“As with any big city, the stories are not down the glitzy shopping streets or at the high-end restaurants, but instead they are down the alleys and back-streets away from the tourist attractions, where the majority of people spend their lives. This is what I try to show.
“I’ve learned a lot about what it means to live in Tokyo, and in certain respects it has been a opportunity to look at myself and my place in this metropolis.”
Paul grew up in Fulwell and his family still live there. He returns to Wearside every few years, but says it is hard work trying to fit everything in.
Before he moved to Japan he was working as a technician hand-making special pharmaceuticals that can’t be mass produced.
He quit that job to take part in the Yoshinkan Aikido Senshusei course – a life-changing experience.

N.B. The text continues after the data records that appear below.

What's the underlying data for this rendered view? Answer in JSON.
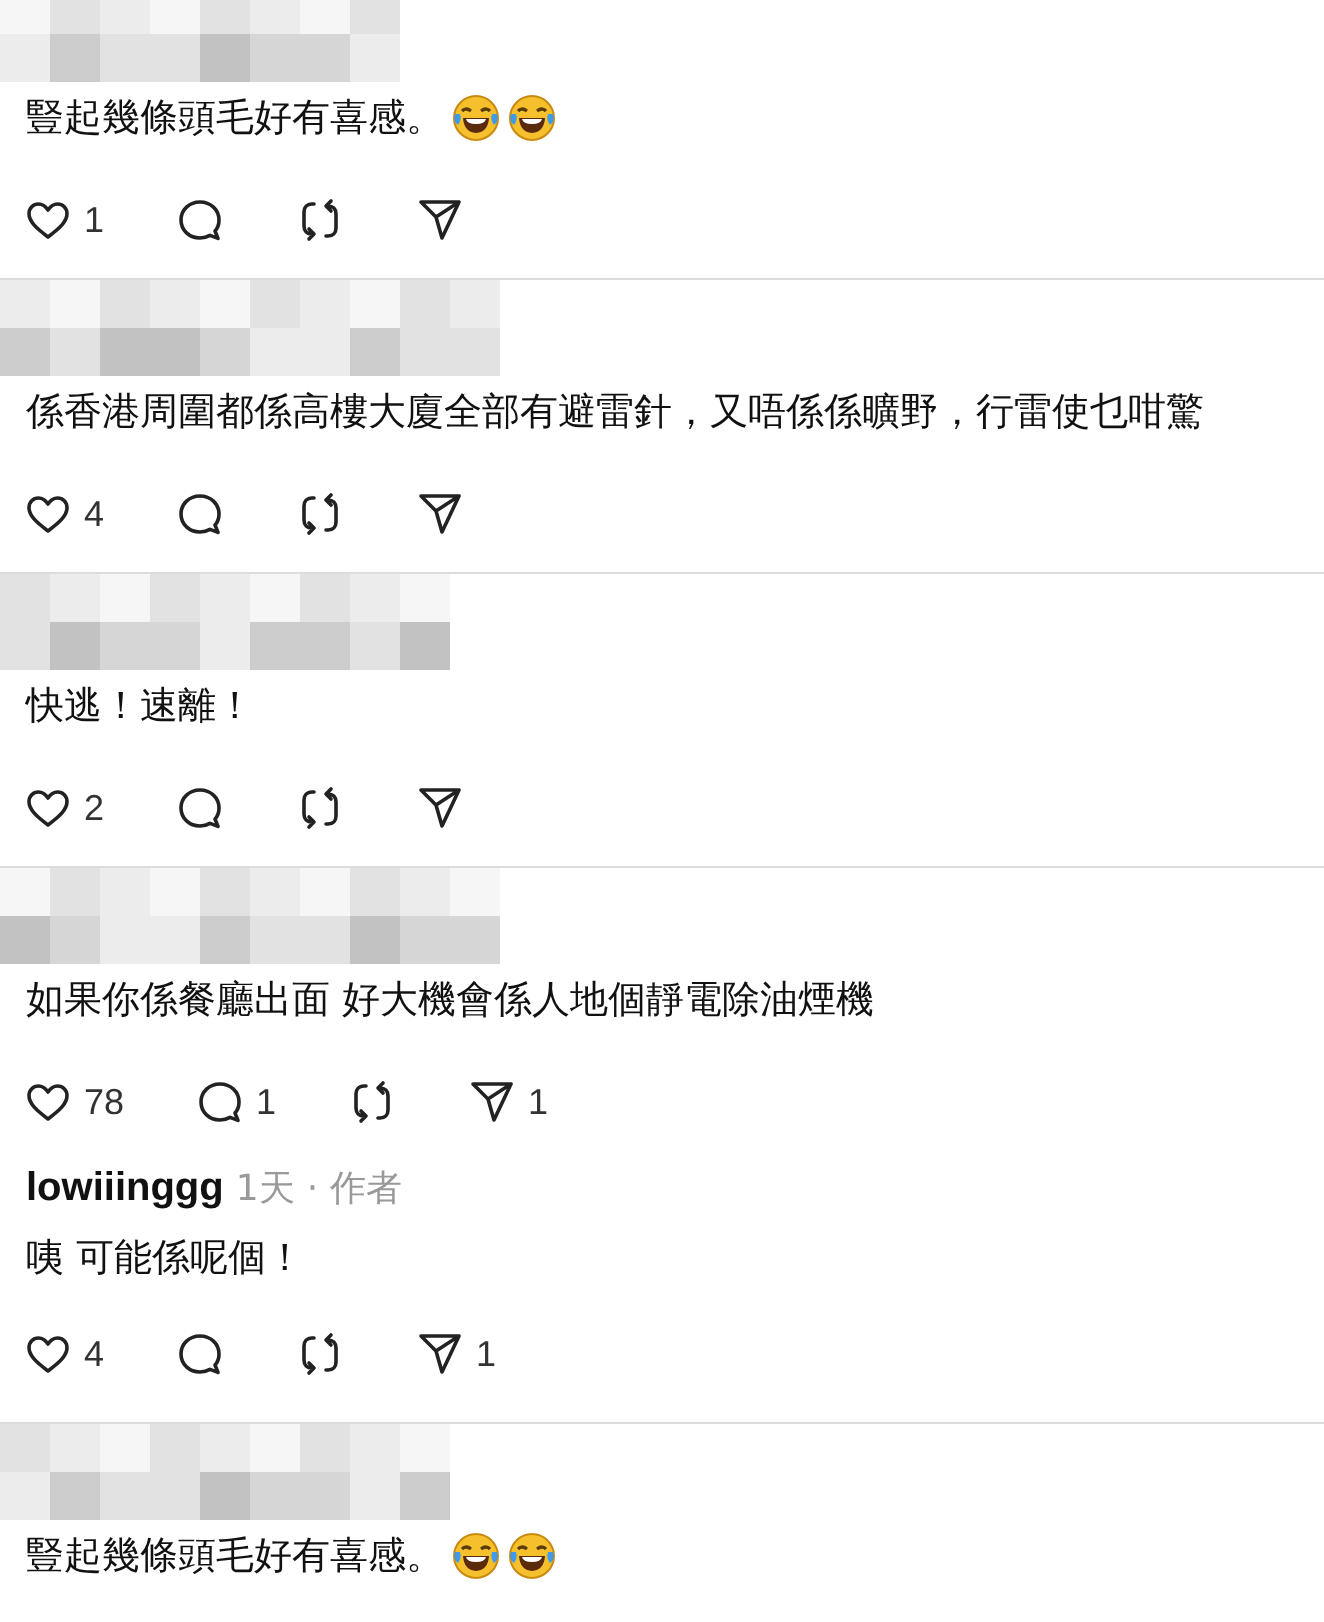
{
  "comments": [
    {
      "author": {
        "kind": "pixelated"
      },
      "text": "豎起幾條頭毛好有喜感。",
      "emoji": [
        {
          "kind": "laughing"
        },
        {
          "kind": "laughing"
        }
      ],
      "actions": {
        "likes": "1"
      }
    },
    {
      "author": {
        "kind": "pixelated"
      },
      "text": "係香港周圍都係高樓大廈全部有避雷針，又唔係係曠野，行雷使乜咁驚",
      "actions": {
        "likes": "4"
      }
    },
    {
      "author": {
        "kind": "pixelated"
      },
      "text": "快逃！速離！",
      "actions": {
        "likes": "2"
      }
    },
    {
      "author": {
        "kind": "pixelated"
      },
      "text": "如果你係餐廳出面 好大機會係人地個靜電除油煙機",
      "actions": {
        "likes": "78",
        "replies": "1",
        "shares": "1"
      }
    },
    {
      "author": {
        "kind": "named",
        "name": "lowiiinggg",
        "time": "1天",
        "separator": "·",
        "badge": "作者"
      },
      "text": "咦 可能係呢個！",
      "actions": {
        "likes": "4",
        "shares": "1"
      }
    },
    {
      "author": {
        "kind": "pixelated"
      },
      "text": "豎起幾條頭毛好有喜感。",
      "emoji": [
        {
          "kind": "laughing"
        },
        {
          "kind": "laughing"
        }
      ]
    }
  ]
}
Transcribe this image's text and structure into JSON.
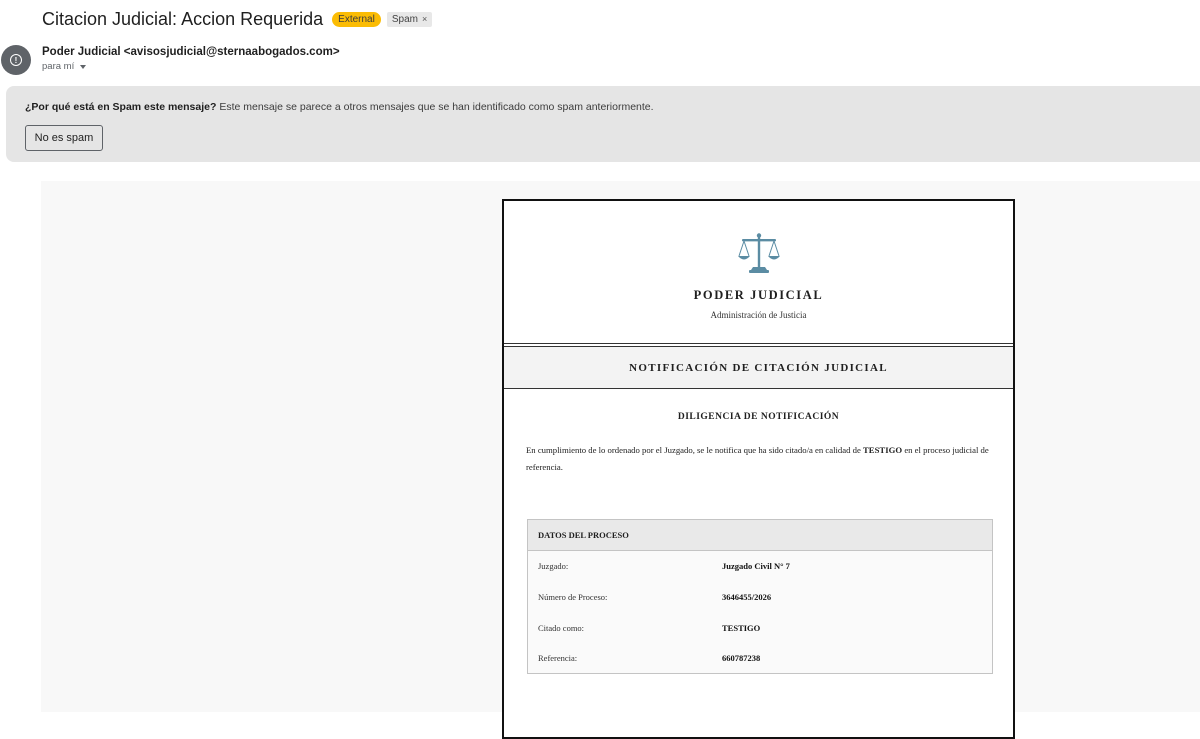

He said: “Although the main reason to come was to take on the challenge of the course, I also wanted to see and experience a different country and culture by living there for longer than a few weeks’ holiday.”
“In nine months you earn your black belt, something that takes part-time students many years, which gives you an idea of how intense it is.”
The majority of his photos are black and white and he uses a Nikon D700 camera.
Paul said: “I love the connection you get with the people in black and white photos, they feel a lot more intimate and in my mind this is what daily life in Tokyo is all about.
“I want to show the people that make up this city. It’s not all just about the flashing lights and hi-technology, but there are times when I want to show that side of the city, so I might choose to shoot in colour.
“A simple walk around Tokyo can be so diverse in subject matter that it’s nice to be able have a choice.”
Paul first became interested in photography while he was a pupil at Monkwearmouth Comprehensive.
He said: “At that time, a few people every year were lucky to be able to take a few lessons on taking and developing photographs using the school’s cameras and darkroom, so that’s where it all started. After that, I was lucky enough that a neighbour lent me his camera so I could practice, but it wouldn’t be until more than 15 years later and a move to Tokyo before I would really take it as seriously as I am now.”
To see more of Paul’s photos go to www.blipfoto.com/wayoflife